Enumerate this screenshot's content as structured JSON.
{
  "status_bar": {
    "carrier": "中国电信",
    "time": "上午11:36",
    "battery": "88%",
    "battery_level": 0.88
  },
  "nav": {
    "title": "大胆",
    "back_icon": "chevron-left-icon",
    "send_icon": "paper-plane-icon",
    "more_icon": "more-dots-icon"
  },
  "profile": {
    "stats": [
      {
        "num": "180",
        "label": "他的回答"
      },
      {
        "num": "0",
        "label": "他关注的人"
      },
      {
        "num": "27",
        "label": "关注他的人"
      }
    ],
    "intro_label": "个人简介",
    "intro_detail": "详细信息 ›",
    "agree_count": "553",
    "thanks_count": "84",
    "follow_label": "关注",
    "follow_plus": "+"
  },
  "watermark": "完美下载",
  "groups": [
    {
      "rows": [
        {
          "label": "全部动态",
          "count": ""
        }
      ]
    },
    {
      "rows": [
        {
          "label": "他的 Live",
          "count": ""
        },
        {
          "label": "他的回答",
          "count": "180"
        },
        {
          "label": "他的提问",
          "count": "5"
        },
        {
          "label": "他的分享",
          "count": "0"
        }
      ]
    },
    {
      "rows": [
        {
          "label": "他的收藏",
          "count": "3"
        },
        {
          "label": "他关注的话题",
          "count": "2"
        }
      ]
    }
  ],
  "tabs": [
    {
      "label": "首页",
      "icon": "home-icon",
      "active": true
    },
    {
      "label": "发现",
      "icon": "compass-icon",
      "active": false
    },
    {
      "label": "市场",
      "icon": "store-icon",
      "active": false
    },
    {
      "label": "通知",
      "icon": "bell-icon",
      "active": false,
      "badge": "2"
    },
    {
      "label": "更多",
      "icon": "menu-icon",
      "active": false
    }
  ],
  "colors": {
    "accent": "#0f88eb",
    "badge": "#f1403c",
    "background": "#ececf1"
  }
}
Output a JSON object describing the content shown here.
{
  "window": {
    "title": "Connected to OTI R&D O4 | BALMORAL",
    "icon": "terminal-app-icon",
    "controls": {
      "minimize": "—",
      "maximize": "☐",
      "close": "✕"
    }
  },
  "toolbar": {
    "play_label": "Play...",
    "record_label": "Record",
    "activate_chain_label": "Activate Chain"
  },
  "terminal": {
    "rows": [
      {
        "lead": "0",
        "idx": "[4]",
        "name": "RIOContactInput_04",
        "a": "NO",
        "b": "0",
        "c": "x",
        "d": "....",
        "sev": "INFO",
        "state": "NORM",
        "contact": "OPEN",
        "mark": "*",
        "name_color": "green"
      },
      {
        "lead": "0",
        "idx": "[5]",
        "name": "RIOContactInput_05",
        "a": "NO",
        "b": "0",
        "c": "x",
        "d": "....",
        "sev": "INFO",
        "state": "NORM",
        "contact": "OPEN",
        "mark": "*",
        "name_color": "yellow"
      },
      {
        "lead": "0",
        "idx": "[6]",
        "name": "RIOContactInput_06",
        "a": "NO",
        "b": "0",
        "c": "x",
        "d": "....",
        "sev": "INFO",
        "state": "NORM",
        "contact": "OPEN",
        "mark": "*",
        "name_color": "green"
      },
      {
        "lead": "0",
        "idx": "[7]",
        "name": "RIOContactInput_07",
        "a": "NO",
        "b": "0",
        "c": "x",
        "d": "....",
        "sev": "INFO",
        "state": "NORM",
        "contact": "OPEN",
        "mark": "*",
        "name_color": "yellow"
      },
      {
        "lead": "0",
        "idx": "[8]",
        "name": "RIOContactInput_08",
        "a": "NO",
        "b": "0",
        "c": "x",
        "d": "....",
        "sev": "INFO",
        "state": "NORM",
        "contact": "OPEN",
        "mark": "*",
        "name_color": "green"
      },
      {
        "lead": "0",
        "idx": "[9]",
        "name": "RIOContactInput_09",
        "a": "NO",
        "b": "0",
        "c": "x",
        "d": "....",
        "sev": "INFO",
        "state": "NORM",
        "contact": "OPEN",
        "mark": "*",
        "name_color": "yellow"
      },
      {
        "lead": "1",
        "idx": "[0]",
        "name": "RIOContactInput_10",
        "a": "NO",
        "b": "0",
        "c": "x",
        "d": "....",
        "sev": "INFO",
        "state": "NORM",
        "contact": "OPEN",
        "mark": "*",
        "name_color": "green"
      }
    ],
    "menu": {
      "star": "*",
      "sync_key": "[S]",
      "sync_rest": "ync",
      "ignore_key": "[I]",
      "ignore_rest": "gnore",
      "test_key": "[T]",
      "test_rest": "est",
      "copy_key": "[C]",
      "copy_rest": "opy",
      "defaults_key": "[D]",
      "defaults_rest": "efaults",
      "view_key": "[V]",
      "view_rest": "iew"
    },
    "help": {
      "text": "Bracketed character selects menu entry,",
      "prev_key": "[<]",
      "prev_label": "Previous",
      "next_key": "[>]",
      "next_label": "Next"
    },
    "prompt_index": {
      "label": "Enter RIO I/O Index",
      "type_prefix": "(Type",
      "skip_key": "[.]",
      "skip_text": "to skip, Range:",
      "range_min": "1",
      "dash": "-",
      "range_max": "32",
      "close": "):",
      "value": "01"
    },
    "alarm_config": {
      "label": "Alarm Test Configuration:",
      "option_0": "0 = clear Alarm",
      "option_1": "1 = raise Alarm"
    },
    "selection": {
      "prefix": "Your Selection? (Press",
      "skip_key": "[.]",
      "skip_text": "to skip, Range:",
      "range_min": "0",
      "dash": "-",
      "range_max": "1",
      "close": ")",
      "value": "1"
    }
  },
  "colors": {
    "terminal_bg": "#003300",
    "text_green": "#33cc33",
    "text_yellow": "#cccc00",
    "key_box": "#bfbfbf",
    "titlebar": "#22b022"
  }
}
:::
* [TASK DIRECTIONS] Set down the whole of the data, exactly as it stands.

* [ANSWER AREA]
Enumerate this screenshot's content as structured JSON.
{
  "status_bar": {
    "carrier": "中国电信",
    "time": "上午11:36",
    "battery": "88%",
    "battery_level": 0.88
  },
  "nav": {
    "title": "大胆",
    "back_icon": "chevron-left-icon",
    "send_icon": "paper-plane-icon",
    "more_icon": "more-dots-icon"
  },
  "profile": {
    "stats": [
      {
        "num": "180",
        "label": "他的回答"
      },
      {
        "num": "0",
        "label": "他关注的人"
      },
      {
        "num": "27",
        "label": "关注他的人"
      }
    ],
    "intro_label": "个人简介",
    "intro_detail": "详细信息 ›",
    "agree_count": "553",
    "thanks_count": "84",
    "follow_label": "关注",
    "follow_plus": "+"
  },
  "watermark": "完美下载",
  "groups": [
    {
      "rows": [
        {
          "label": "全部动态",
          "count": ""
        }
      ]
    },
    {
      "rows": [
        {
          "label": "他的 Live",
          "count": ""
        },
        {
          "label": "他的回答",
          "count": "180"
        },
        {
          "label": "他的提问",
          "count": "5"
        },
        {
          "label": "他的分享",
          "count": "0"
        }
      ]
    },
    {
      "rows": [
        {
          "label": "他的收藏",
          "count": "3"
        },
        {
          "label": "他关注的话题",
          "count": "2"
        }
      ]
    }
  ],
  "tabs": [
    {
      "label": "首页",
      "icon": "home-icon",
      "active": true
    },
    {
      "label": "发现",
      "icon": "compass-icon",
      "active": false
    },
    {
      "label": "市场",
      "icon": "store-icon",
      "active": false
    },
    {
      "label": "通知",
      "icon": "bell-icon",
      "active": false,
      "badge": "2"
    },
    {
      "label": "更多",
      "icon": "menu-icon",
      "active": false
    }
  ],
  "colors": {
    "accent": "#0f88eb",
    "badge": "#f1403c",
    "background": "#ececf1"
  }
}
Output a JSON object describing the content shown here.
{
  "window": {
    "title": "Connected to OTI R&D O4 | BALMORAL",
    "icon": "terminal-app-icon",
    "controls": {
      "minimize": "—",
      "maximize": "☐",
      "close": "✕"
    }
  },
  "toolbar": {
    "play_label": "Play...",
    "record_label": "Record",
    "activate_chain_label": "Activate Chain"
  },
  "terminal": {
    "rows": [
      {
        "lead": "0",
        "idx": "[4]",
        "name": "RIOContactInput_04",
        "a": "NO",
        "b": "0",
        "c": "x",
        "d": "....",
        "sev": "INFO",
        "state": "NORM",
        "contact": "OPEN",
        "mark": "*",
        "name_color": "green"
      },
      {
        "lead": "0",
        "idx": "[5]",
        "name": "RIOContactInput_05",
        "a": "NO",
        "b": "0",
        "c": "x",
        "d": "....",
        "sev": "INFO",
        "state": "NORM",
        "contact": "OPEN",
        "mark": "*",
        "name_color": "yellow"
      },
      {
        "lead": "0",
        "idx": "[6]",
        "name": "RIOContactInput_06",
        "a": "NO",
        "b": "0",
        "c": "x",
        "d": "....",
        "sev": "INFO",
        "state": "NORM",
        "contact": "OPEN",
        "mark": "*",
        "name_color": "green"
      },
      {
        "lead": "0",
        "idx": "[7]",
        "name": "RIOContactInput_07",
        "a": "NO",
        "b": "0",
        "c": "x",
        "d": "....",
        "sev": "INFO",
        "state": "NORM",
        "contact": "OPEN",
        "mark": "*",
        "name_color": "yellow"
      },
      {
        "lead": "0",
        "idx": "[8]",
        "name": "RIOContactInput_08",
        "a": "NO",
        "b": "0",
        "c": "x",
        "d": "....",
        "sev": "INFO",
        "state": "NORM",
        "contact": "OPEN",
        "mark": "*",
        "name_color": "green"
      },
      {
        "lead": "0",
        "idx": "[9]",
        "name": "RIOContactInput_09",
        "a": "NO",
        "b": "0",
        "c": "x",
        "d": "....",
        "sev": "INFO",
        "state": "NORM",
        "contact": "OPEN",
        "mark": "*",
        "name_color": "yellow"
      },
      {
        "lead": "1",
        "idx": "[0]",
        "name": "RIOContactInput_10",
        "a": "NO",
        "b": "0",
        "c": "x",
        "d": "....",
        "sev": "INFO",
        "state": "NORM",
        "contact": "OPEN",
        "mark": "*",
        "name_color": "green"
      }
    ],
    "menu": {
      "star": "*",
      "sync_key": "[S]",
      "sync_rest": "ync",
      "ignore_key": "[I]",
      "ignore_rest": "gnore",
      "test_key": "[T]",
      "test_rest": "est",
      "copy_key": "[C]",
      "copy_rest": "opy",
      "defaults_key": "[D]",
      "defaults_rest": "efaults",
      "view_key": "[V]",
      "view_rest": "iew"
    },
    "help": {
      "text": "Bracketed character selects menu entry,",
      "prev_key": "[<]",
      "prev_label": "Previous",
      "next_key": "[>]",
      "next_label": "Next"
    },
    "prompt_index": {
      "label": "Enter RIO I/O Index",
      "type_prefix": "(Type",
      "skip_key": "[.]",
      "skip_text": "to skip, Range:",
      "range_min": "1",
      "dash": "-",
      "range_max": "32",
      "close": "):",
      "value": "01"
    },
    "alarm_config": {
      "label": "Alarm Test Configuration:",
      "option_0": "0 = clear Alarm",
      "option_1": "1 = raise Alarm"
    },
    "selection": {
      "prefix": "Your Selection? (Press",
      "skip_key": "[.]",
      "skip_text": "to skip, Range:",
      "range_min": "0",
      "dash": "-",
      "range_max": "1",
      "close": ")",
      "value": "1"
    }
  },
  "colors": {
    "terminal_bg": "#003300",
    "text_green": "#33cc33",
    "text_yellow": "#cccc00",
    "key_box": "#bfbfbf",
    "titlebar": "#22b022"
  }
}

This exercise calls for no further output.